Garwin Davis, Sunday Gleaner Writer
Donald Buchanan, retiring MP, St. Elizabeth SW. - File
If history should mean anything - Dr. Phinn or no Dr. Phinn - the party standings in St. Elizabeth South West, according to a recent Gleaner-commissioned Bill Johnson poll, do not bode well for the governing People's National Party (PNP) and its quest for a record fifth consecutive term in office.
In every election since the country gained independence in 1962, St. Elizabeth South West has gone with the party that ends up forming the government. As a matter of fact, 1959 - the year the constituency was created - was the only time it had gone to the party in opposition, and barely so. The PNP's E.V.V. Allen lost by the smallest of whiskers (five votes) to the Jamaica Labour Party's (JLP) C.D. Wright .
In 1962, when the JLP formedthe government, Wright was again returned as MP, following his victory over the PNP's W.M. Forde-Walters. In 1967, he made it three from three, by easily brushing aside the challenge of the PNP's H.B. Crawford. It was also the second consecutive general election victory for the JLP.
Michael Manley era
Then came 1972 and the Michael Manley era. In the PNP's return to power, a young lawyer named Melford Brown would finally send Wright back to the peaceful confines of private life by defeating him by some 944 votes. Wright's shot at a last hurrah was again rebuffed by Brown in the PNP's victory in 1976, this time by a reduced margin of just over 200 votes.
Enter Donald Buchanan in 1980. In what was a massive electoral defeat for the PNP, Buchanan lost the St. Elizabeth South West seat by an embarrassing 3,020 votes to the JLP's Donald Sangster. There was a snap election in 1983 which the PNP boycotted. However, in 1989, Buchanan would not only avenge the Sangster defeat but would later put together a string of four consecutive victories (1989-2002), enabling him to become the longest-serving MP in the history of the constituency. The PNP was also returned to power on each of those occasions.
Buchanan not helping
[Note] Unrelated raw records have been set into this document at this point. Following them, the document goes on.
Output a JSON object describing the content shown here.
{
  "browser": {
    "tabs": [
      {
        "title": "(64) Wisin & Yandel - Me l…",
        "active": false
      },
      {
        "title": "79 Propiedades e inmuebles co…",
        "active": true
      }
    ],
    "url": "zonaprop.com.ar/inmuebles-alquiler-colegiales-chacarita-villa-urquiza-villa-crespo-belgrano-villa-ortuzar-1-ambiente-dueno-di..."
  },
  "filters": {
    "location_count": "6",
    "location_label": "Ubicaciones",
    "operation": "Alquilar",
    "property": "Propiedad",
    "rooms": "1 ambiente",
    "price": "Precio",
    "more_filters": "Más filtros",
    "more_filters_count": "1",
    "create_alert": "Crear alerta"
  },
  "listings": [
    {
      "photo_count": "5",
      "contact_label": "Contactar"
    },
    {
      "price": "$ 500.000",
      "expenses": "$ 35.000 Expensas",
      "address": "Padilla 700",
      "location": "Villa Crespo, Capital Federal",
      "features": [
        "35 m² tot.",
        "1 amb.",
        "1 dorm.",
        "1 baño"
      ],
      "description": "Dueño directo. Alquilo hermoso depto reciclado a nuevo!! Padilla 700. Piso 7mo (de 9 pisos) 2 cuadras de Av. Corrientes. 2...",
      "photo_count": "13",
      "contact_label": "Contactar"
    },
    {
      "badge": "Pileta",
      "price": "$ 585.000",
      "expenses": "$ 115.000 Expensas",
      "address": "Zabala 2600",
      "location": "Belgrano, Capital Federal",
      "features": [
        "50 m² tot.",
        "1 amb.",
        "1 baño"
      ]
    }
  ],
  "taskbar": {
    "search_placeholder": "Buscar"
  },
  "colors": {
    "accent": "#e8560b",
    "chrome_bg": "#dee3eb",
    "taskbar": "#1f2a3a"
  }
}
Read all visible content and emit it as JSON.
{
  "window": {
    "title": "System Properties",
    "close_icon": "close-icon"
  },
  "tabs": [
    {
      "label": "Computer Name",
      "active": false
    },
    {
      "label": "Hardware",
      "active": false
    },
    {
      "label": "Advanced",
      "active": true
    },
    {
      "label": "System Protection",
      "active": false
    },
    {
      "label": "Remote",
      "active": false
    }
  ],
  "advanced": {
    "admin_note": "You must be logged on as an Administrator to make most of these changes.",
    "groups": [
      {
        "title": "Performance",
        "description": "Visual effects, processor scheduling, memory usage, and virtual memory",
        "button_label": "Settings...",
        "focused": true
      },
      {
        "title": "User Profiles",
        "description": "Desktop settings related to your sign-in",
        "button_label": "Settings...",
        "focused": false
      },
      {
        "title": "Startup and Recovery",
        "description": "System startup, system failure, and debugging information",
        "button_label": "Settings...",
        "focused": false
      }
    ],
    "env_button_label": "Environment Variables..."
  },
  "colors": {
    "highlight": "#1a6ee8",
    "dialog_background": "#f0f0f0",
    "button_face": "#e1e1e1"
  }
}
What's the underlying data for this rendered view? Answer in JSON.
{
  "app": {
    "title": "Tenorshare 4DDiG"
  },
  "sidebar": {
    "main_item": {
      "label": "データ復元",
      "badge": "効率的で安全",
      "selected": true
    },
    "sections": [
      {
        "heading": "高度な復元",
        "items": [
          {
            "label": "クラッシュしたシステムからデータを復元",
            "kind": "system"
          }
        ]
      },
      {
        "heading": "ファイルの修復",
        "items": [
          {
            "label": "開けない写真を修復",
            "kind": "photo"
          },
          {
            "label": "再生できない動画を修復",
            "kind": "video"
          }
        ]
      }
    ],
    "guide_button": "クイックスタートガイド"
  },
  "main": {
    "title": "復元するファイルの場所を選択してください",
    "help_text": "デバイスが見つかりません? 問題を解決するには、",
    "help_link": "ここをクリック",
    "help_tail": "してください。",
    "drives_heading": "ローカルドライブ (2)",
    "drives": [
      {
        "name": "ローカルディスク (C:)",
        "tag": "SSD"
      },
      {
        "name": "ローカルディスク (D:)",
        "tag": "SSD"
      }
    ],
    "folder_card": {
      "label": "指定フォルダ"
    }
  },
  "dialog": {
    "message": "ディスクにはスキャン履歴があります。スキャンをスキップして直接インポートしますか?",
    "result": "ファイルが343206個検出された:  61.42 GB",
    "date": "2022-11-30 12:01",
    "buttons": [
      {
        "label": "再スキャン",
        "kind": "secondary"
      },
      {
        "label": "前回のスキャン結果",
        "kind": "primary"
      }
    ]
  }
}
Buchanan, however, based on Johnson's March 10 poll numbers, does not seem to be helping Redwood much. In fact, when the numbers are analysed closely, the four-term MP, despite his years of experience as a government minister, could be more of a liability to Redwood's campaign than an asset. Fifty-nine per cent of those polled say they have an unfavourable opinion of Buchanan, as opposed to 26 per cent who say they have a favourable opinion of him; 15 per cent say they had no opinion of him whatsoever.